About this task: An exact repetition of the data is required; no picture should appear in it.

Supplied records:

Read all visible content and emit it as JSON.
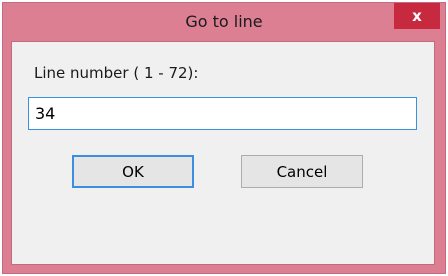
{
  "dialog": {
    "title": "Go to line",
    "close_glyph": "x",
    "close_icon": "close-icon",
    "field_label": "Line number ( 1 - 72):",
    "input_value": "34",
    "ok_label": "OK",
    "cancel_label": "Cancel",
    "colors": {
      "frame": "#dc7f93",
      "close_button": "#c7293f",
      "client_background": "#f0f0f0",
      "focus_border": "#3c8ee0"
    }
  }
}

Response area:
Read all visible content and emit it as JSON.
{
  "dialog": {
    "title": "Go to line",
    "close_glyph": "x",
    "close_icon": "close-icon",
    "field_label": "Line number ( 1 - 72):",
    "input_value": "34",
    "ok_label": "OK",
    "cancel_label": "Cancel",
    "colors": {
      "frame": "#dc7f93",
      "close_button": "#c7293f",
      "client_background": "#f0f0f0",
      "focus_border": "#3c8ee0"
    }
  }
}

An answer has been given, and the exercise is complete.